YOUR TASK — Each record below is to be output unchanged, and any picture is to be dropped.

MATERIALS PROVIDED —
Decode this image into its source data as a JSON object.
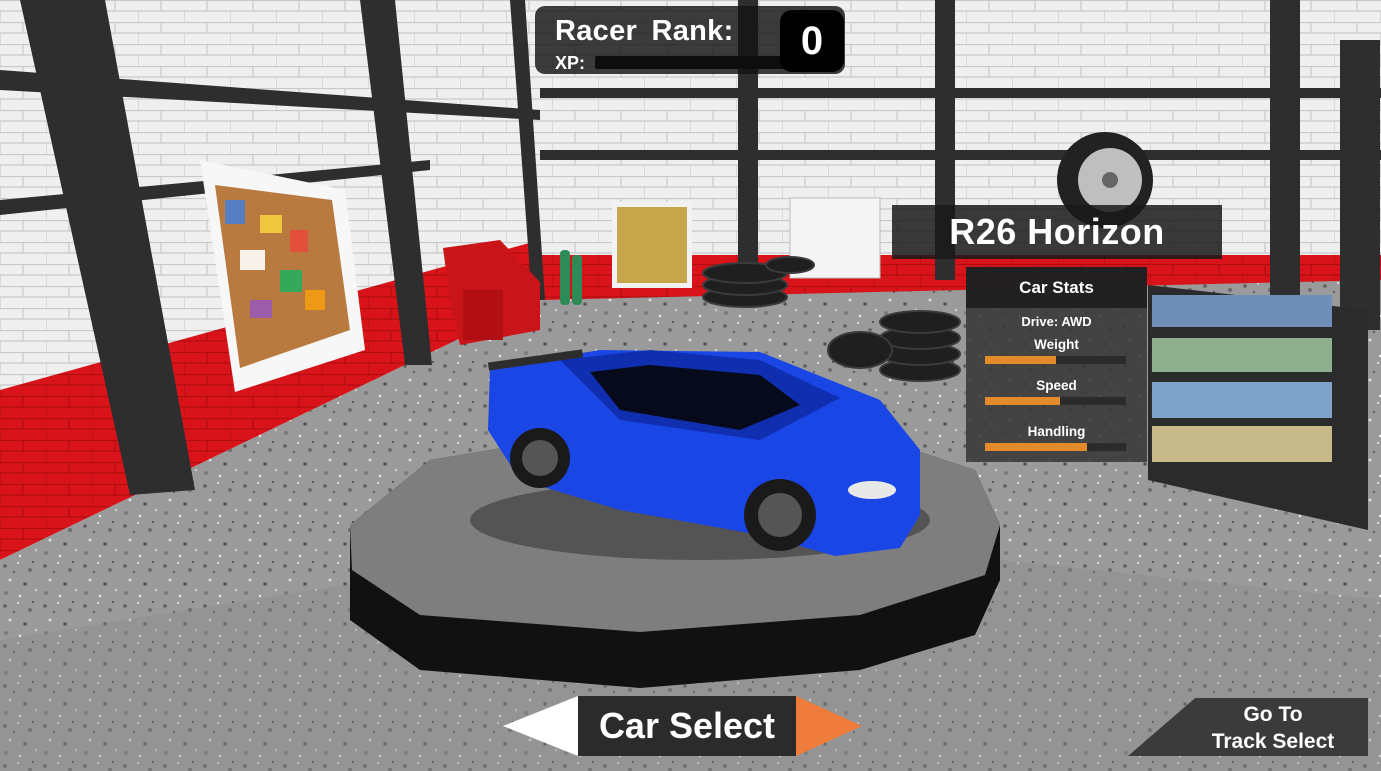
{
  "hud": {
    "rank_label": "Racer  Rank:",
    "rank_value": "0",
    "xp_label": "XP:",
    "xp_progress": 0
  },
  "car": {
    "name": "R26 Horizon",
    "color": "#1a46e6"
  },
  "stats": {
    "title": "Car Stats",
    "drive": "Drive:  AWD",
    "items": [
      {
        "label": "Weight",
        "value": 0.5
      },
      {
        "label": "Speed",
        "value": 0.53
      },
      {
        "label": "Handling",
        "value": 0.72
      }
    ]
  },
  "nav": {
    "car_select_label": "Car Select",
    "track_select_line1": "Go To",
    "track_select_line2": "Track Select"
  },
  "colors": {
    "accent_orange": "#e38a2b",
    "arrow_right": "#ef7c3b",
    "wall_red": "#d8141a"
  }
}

RESPONSE TO THE TASK —
Decode this image into its source data as a JSON object.
{
  "hud": {
    "rank_label": "Racer  Rank:",
    "rank_value": "0",
    "xp_label": "XP:",
    "xp_progress": 0
  },
  "car": {
    "name": "R26 Horizon",
    "color": "#1a46e6"
  },
  "stats": {
    "title": "Car Stats",
    "drive": "Drive:  AWD",
    "items": [
      {
        "label": "Weight",
        "value": 0.5
      },
      {
        "label": "Speed",
        "value": 0.53
      },
      {
        "label": "Handling",
        "value": 0.72
      }
    ]
  },
  "nav": {
    "car_select_label": "Car Select",
    "track_select_line1": "Go To",
    "track_select_line2": "Track Select"
  },
  "colors": {
    "accent_orange": "#e38a2b",
    "arrow_right": "#ef7c3b",
    "wall_red": "#d8141a"
  }
}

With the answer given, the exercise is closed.